There was a total of five of us from the Elkins area who went down to compete. My friend, Zach Harris, did exceptionally well and finished fourth. Zach went undeafeated all the way to his top eight appearance. I won five out of the seven matches I played and could have possibly made the top eight if I would have won one of the matches I lost.
I sat down against my first opponent of the day kicking off about seven hours of card playing. I got off to a bad start, losing both games in the first match. I was instantly nervous ,wondering if the control deck I was piloting was going to be good enough to win. I feel that if I wouldn't have had to mulligan my opening hands and start with less than the normal seven cards, I could have won.
In Magic, if your opening seven cards are not what you are looking for, you can reshuffle and draw one less card. You can do this as much as you like. Both games in my first match I had to drop to five cards; my opponent kept his openers and made short work of me.
After the disappointing first round I rattled off three straight wins in the following rounds. I again faced the mulligan problem in the fourth round and promptly dropped two games to a deck that was very similar to the two I beat in previous rounds. I was down because I knew it was nearly impossible to make the top eight with two losses, but I kept playing and won the sixth and seventh rounds.
The sixth round was probably the highlight of my playing. I was facing a deck that was built around a combo that completely shut me out from playing my cards. He got the combo going on the first game, but I had enough cards on the board and was able to squeak out the win. The game drew a lot of attention from players around the room and there was a ton of people watching the game develop. One player was completely surprised that I pulled out both games.
The match taught me an important lesson, don't give up, because you can always pull out a game win if the cards fall right.
Magic players are usually a friendly crowd; I talked to a lot of players and they were all nice and friendly.

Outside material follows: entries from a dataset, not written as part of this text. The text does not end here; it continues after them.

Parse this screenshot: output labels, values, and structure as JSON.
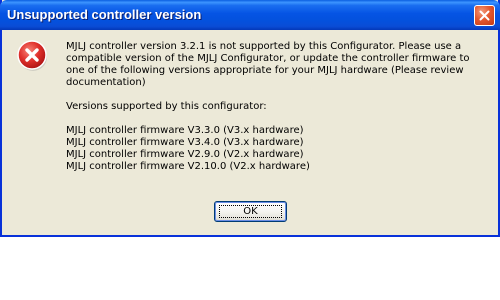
{
  "dialog": {
    "title": "Unsupported controller version",
    "icon": "error-icon",
    "message": {
      "intro": "MJLJ controller version 3.2.1  is not supported by this Configurator. Please use a compatible version of the MJLJ Configurator, or update the controller firmware to one of the following versions appropriate for your MJLJ hardware (Please review documentation)",
      "supported_heading": "Versions supported by this configurator:",
      "versions": [
        "MJLJ controller firmware V3.3.0 (V3.x hardware)",
        "MJLJ controller firmware V3.4.0 (V3.x hardware)",
        "MJLJ controller firmware V2.9.0 (V2.x hardware)",
        "MJLJ controller firmware V2.10.0 (V2.x hardware)"
      ]
    },
    "ok_label": "OK",
    "close_icon": "close-icon"
  },
  "colors": {
    "titlebar": "#0554e4",
    "dialog_background": "#ece9d8",
    "error_red": "#d8262c",
    "close_button": "#e4582f"
  }
}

We shared our stories from matches, and I always see players that I have met in previous tournaments.
My last opponent of the day was an anomaly. He was not a nice person and was not friendly at all while we played. I dropped him both games in the match fairly quickly for the win. I make it a point to always tell my opponent "good game" if I win or lose. My opponent scooped up his cards, and was very rude when I told him "good game." He said, "No it wasn't" and stormed off.

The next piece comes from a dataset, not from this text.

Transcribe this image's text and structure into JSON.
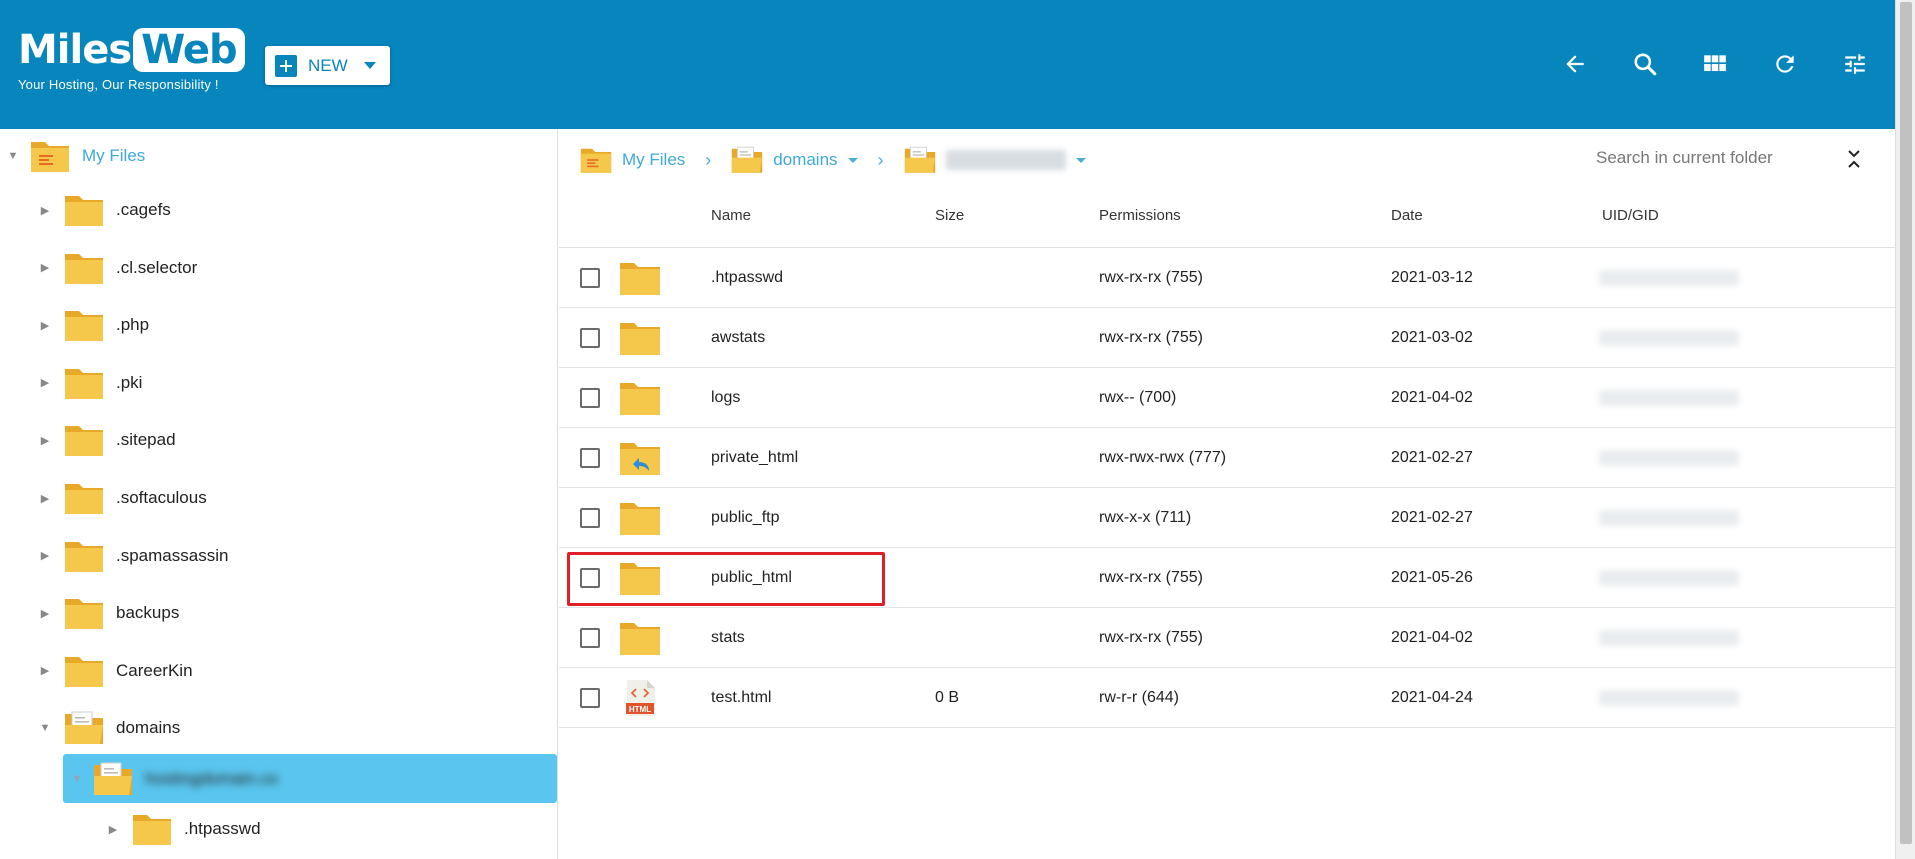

In a game like Magic, it is important to build relationships. There is a small community of gamers in the Mountain State and we see each other at all the large tournaments in the area. Most of the people I have played are awesome and friendly, but there are people like my last opponent who are sore losers and can bring the day down.
Since states is over, I want to turn my focus back to video games a bit more. Microsoft unveiled the Xbox One this week. I plan on taking some time in the next week to do some research about the console and plan on writing more about it in the near future.